Minnesota considers plan to keep Great Lakes water in the Great Lakesby Bob Kelleher, Minnesota Public Radio
Minnesota could be the first state to adopt a new agreement to keep Great Lakes water in the Great Lakes. The Great Lakes Compact is intended to head off attempts to remove water for use elsewhere. That's something proponents worry could be all too common with the onset of global warming.
Duluth, Minn. — You can trace the compact back to the mid-1980s, when a coal company proposed to pipe Lake Superior water to Montana to feed a coal slurry pipeline. That never happened.
But another idea almost did in 1999. A company wanted to fill tankers with Lake Superior water, and sell the water in Asia. Public outrage killed that project, but that scheme uncovered a weakness in federal law on water diversions.
"There was a good look at that existing federal law," says Kent Lokkesmoe, director of the Minnesota Department of Natural Resources Division of Waters. "And it was felt that since there weren't any standards or processes built into that law, it was subject to challenge, and that we should have something that was more durable and defensible to protect the Great Lakes."
Lokkesmoe's been helping draft the Great Lakes St. Lawrence River Basin Water Resources Compact for five years. Known as The Great Lakes Compact, it's a binding document between the eight Great Lakes states to adopt uniform state laws regulating water withdrawals. There's a similar process underway in Canada.
"The compact prohibits diversions, although it allows for some exceptions," Lokkesmoe says. "And the exceptions are these places where you have communities that are on both sides of the boundary, or potentially a community that's within the county that's on both sides of the boundary."
What it doesn't do, Lokkesmoe says, is actually change much in Minnesota. The state already regulates the water more strictly than the compact proposes.
And there are grandfather clauses. It won't, for example, affect businesses that might already be pulling water out of the Lake Superior watershed, like some Iron Range taconite mines.
The document has to pass eight state legislatures, and the U.S. Congress. Molly Flanagan, with the National Wildlife Federation, says the parallel process to adopt the same standards in Ontario and Quebec Canada is already underway.
"I understand that Quebec has already completed a review of their laws, and has implemented legislation, or rules that are necessary in order for Quebec to come into compliance with the compact," Flanagan says. "Ontario is in the process of doing that right now, and I believe they're in the midst of a 30-day comment period."

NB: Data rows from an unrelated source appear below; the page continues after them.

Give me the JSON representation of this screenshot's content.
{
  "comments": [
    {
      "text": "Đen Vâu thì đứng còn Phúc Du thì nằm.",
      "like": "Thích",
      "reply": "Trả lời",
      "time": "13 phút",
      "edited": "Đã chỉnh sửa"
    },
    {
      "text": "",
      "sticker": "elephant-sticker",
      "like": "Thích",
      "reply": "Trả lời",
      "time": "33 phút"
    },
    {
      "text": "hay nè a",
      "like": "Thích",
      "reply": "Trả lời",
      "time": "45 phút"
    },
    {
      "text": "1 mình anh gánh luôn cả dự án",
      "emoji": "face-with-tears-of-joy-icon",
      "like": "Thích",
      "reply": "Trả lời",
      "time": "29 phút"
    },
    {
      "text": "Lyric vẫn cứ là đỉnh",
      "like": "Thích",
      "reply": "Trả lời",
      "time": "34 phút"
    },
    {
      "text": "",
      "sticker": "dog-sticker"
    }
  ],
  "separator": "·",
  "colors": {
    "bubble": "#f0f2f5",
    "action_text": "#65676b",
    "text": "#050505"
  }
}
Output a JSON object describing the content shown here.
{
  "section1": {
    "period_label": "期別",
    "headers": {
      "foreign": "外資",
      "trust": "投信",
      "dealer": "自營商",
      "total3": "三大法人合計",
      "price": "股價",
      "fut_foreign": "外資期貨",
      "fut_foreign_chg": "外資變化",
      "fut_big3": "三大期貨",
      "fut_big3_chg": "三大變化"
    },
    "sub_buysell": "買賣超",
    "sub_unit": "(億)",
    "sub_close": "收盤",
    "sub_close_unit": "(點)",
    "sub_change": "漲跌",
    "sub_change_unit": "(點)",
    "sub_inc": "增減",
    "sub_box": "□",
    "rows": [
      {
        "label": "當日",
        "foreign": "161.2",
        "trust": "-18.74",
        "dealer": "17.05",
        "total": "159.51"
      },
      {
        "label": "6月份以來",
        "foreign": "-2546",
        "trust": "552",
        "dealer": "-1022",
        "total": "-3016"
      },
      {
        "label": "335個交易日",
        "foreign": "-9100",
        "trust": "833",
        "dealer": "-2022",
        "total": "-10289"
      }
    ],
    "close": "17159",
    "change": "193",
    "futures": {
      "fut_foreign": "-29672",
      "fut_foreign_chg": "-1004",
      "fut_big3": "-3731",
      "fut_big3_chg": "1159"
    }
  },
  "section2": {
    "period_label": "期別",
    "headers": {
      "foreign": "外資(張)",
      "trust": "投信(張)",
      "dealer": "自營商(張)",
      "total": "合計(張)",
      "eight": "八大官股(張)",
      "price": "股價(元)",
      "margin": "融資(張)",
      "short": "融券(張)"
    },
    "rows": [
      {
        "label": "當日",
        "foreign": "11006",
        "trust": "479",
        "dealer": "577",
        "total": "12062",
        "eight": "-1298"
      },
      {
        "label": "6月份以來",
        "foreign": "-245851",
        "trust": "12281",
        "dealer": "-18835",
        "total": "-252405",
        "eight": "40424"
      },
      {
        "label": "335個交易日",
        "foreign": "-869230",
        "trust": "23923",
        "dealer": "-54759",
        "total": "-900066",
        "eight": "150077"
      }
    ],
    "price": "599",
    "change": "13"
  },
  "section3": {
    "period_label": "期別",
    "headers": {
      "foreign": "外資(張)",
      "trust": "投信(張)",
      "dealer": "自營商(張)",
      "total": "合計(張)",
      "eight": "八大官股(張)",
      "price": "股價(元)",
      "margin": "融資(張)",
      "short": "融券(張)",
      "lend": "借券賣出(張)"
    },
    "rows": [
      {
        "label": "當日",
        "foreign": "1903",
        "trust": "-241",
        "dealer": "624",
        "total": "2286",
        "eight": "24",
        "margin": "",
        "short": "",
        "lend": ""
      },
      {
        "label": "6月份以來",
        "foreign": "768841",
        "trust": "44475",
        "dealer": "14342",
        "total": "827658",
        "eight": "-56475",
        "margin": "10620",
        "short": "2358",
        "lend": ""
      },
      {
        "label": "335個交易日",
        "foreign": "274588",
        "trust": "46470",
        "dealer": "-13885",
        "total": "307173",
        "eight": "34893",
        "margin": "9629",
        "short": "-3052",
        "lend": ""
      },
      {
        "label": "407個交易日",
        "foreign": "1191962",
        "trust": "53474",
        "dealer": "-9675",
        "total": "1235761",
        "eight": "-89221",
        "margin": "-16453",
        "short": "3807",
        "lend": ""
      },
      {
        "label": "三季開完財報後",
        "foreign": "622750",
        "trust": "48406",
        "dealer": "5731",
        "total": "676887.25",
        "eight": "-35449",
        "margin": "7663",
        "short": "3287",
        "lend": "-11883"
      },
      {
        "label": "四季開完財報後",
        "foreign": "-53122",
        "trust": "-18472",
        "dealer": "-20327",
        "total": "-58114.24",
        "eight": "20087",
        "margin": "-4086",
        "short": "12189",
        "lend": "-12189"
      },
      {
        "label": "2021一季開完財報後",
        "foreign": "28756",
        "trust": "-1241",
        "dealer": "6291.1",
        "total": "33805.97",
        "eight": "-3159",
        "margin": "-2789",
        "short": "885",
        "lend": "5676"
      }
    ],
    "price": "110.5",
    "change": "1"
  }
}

But in the U.S., it hasn't been all smooth sailing. The compact was offered in four state legislatures last year, but only passed the lower houses of two.
Flanagan says the compact can be difficult to understand. And, in the seven non-Minnesota states, it will require new water permitting laws.
Ohio State Sen. Timothy Grendall claims the compact is a threat to private property rights and would make his state less competitive for economic development.
Minnesota Rep. Mark Olson, R-Big Lake, led an unsuccessful fight against the compact two weeks ago in the Minnesota House. He says the compact is a large, confusing document, getting rushed through the Minnesota Legislature.
"It should have gone to the Commerce Committee, should have gone to the [Agriculture] Committee, should have gone to the Local Government Committee, should have gone to the Judiciary Committee," Olson says. "I raised the question on the floor of the House about international courts. There's issues of right of redress here."
Olson says the bill creates a new entity with power over Minnesotans, but out of Minnesota's control. And he says once in, it could be impossible to get Minnesota back out of it.
But environmental advocates say global warming makes the compact a necessity.
"The Great Lakes are not a big bathtub of water that was put here for us to use," says Julie O'Leary, a Duluth-based program coordinator with the Minnesota Environmental Partnership.
"We know that the rest of the country is predicted to become drier," O'Leary says. "We also know that population centers are moving to warmer, drier parts of the country where there is not enough water supply locally. So I think there are a lot of pressures, environmental and political pressures, that could come into play that could seriously impact water levels in the Great Lakes."
Great Lakes governors, including Gov. Pawlenty have signed pledges to support the compact. It passed the House two weeks ago. This week, it's expected on the floor of the Minnesota Senate.
- Morning Edition, 02/12/2007, 6:45 a.m.